Rabbi M. Katz
Could the connection be any better? I knew it was meant for me to personally be part of this historic moment in history. It was for me, bashert, pre-ordained.
I was present just for the first and second aliyot, the honor of being called to the Torah. As he often does, Rabbi Katz gave a short talk at that point in the service. His remarks were about the portion of the week, Tzav, which tells about the sacrifices in the Temple. Though we no longer actually offer those sacrifices, they continue into the present day in the form of the Gomel prayer, the prayer one recites when one has encountered a terrifying personal situation and has been granted life: perhaps after a terrible accident, or a serious illness, or even after childbirth.
And then I thought about the times I myself, or my husband had asked for an aliyah and recited the Gomel prayer, thanking G-d to have come away unscathed, thankful to continue life: after having completed a surgery, or having completed cancer treatment, or after 9/11 since my husband is a survivor. As I readied myself to leave the service early, I wondered with a sob in my throat: Will Jewish students soon have to request to recite the Gomel prayer each day they come home from school safe and sound?
I quietly left the synagogue, a bit uncomfortable to be so divided in my Sabbath plans. I drove to the rally, listened to teens from local high schools who are living a very different life from that of previous generations – experiencing lockdown drills, wondering how to protect themselves if an ‘active shooter’ would present in their schools – yet committed and energized to make this a better world. These students were well spoken, respectful, empathetic – the best of the best- and representing many ethnicities and religions.
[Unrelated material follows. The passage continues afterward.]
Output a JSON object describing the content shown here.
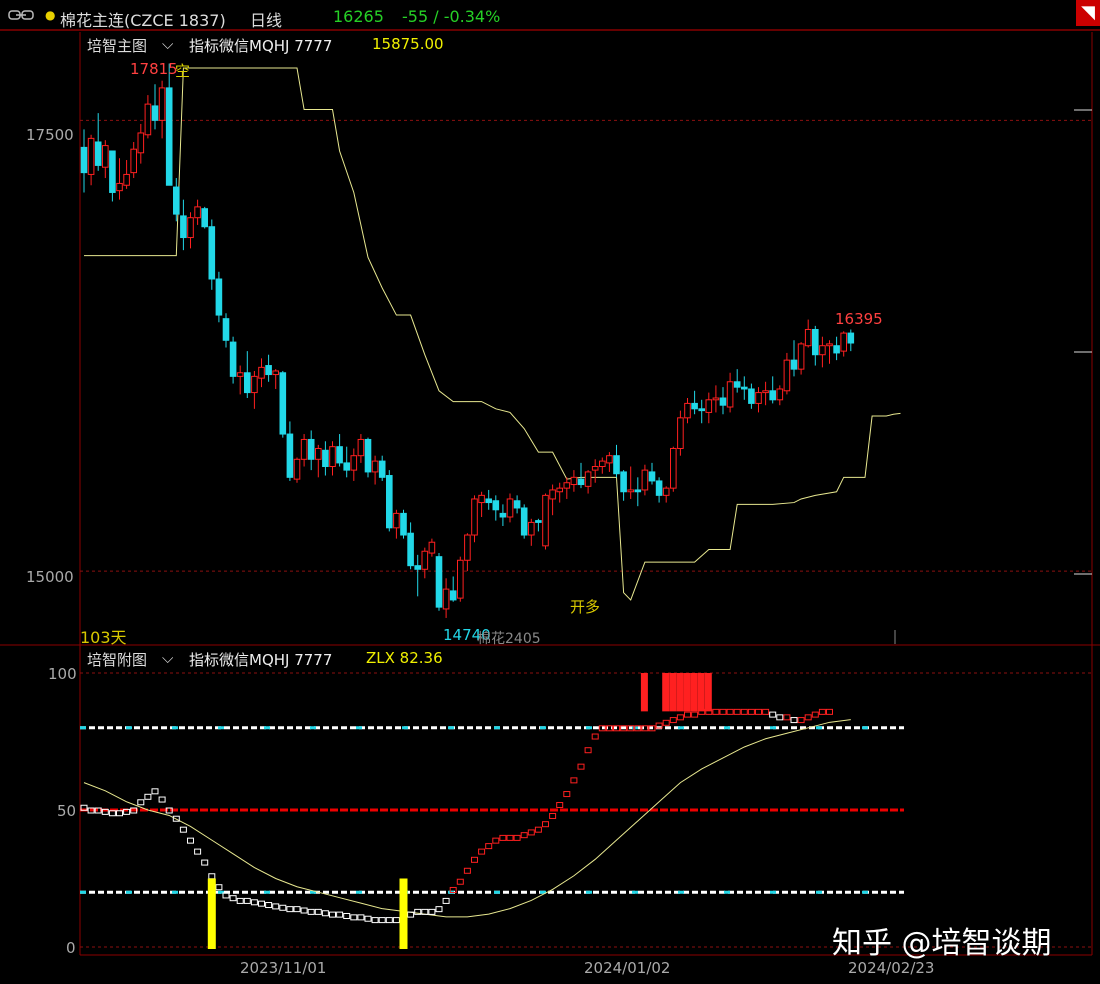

Though most students represented the various local public school districts, one student, a senior, represented his Jewish Day School. He too, thought the day important enough to be there on the Sabbath.
To cheers and standing ovations, the remarks by these students were inspiring; the original slogan of ‘No More Thoughts and Prayers’ changed to ‘Enough is Enough.‘ These students were making it known that they are soon-to-be voters!
I returned home, filled with the strength I gained from the sea of voices of those who will make a difference in this world, and from being in the presence of those surrounding and supporting them.
My husband returned home soon after I did, and we talked about the rest of our mornings – mine at the rally, and his at the rest of the Sabbath service.
I learned from that conversation that the rabbi had also explained that there are various kinds of Jews – just as we read at the seder.
- One is the type of person who only follows scripture exactly and might not even know about a rally.
- Another is observant, realizes involvement is a worthwhile cause and might have participated, but feels that keeping the Sabbath is of most importance.
- A third is the kind of person who thinks a rally doesn’t pertain to them.
- And then there is the fourth kind of person who feels that G-d will excuse the action of attending a demonstration on the Sabbath. To such a person the act of ‘pikuach nefesh’ of saving a life, or even the possibility of it, is of utmost importance.
My reaction was – “This fourth approach was how I felt,” and how perfectly fitting for Passover, when at the seder we ask the Four Questions!
Where was I last Shabbat for Shabbat HaGadol? I was in two places and I had to be in both of them.